When a line below contains the string "icon", show that line.

[Source data]
####################
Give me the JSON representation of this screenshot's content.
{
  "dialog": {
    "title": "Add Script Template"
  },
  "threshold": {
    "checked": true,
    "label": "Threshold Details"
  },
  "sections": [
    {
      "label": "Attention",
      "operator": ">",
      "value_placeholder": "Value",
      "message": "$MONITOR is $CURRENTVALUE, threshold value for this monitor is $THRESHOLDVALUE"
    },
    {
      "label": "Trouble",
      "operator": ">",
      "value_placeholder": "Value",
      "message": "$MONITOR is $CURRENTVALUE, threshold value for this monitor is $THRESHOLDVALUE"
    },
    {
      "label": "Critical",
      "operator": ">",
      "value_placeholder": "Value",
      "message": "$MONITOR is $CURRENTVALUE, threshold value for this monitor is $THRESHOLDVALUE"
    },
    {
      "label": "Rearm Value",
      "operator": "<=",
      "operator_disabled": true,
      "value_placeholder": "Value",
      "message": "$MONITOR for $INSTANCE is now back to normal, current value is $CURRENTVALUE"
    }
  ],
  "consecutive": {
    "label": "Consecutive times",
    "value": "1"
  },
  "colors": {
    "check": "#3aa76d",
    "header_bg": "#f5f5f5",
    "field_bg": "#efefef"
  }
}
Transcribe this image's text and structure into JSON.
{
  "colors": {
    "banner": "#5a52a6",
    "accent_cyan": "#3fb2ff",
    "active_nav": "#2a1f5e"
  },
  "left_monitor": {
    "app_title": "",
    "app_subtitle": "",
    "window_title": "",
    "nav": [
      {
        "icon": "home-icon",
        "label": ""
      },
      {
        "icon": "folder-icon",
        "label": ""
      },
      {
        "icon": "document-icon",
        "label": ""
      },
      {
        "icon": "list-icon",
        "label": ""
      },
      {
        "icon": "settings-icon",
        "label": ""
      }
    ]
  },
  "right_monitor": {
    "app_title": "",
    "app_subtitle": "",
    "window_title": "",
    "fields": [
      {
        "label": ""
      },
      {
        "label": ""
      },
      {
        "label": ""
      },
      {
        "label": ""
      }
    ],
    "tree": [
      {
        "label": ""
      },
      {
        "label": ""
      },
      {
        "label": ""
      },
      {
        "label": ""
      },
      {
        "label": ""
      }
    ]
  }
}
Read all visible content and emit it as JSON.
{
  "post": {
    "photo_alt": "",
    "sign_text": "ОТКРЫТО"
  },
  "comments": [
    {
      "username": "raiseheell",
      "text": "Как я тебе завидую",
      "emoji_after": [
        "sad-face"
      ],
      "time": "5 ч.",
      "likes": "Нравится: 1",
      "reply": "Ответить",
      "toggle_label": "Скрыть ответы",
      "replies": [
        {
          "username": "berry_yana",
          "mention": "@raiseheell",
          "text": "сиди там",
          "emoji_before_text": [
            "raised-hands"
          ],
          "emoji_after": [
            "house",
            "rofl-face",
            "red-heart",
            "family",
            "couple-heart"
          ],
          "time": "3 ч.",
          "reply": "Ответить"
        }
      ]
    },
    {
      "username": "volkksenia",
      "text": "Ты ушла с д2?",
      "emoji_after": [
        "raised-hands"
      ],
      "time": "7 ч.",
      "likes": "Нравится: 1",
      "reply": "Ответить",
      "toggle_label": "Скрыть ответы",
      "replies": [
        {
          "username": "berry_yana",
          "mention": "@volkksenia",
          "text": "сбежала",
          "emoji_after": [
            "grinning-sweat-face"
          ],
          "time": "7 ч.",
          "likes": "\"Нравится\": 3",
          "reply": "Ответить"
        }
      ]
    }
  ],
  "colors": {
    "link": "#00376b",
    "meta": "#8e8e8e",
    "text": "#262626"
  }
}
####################
■ **Task response**
        "icon": "home-icon",
        "icon": "folder-icon",
        "icon": "document-icon",
        "icon": "list-icon",
        "icon": "settings-icon",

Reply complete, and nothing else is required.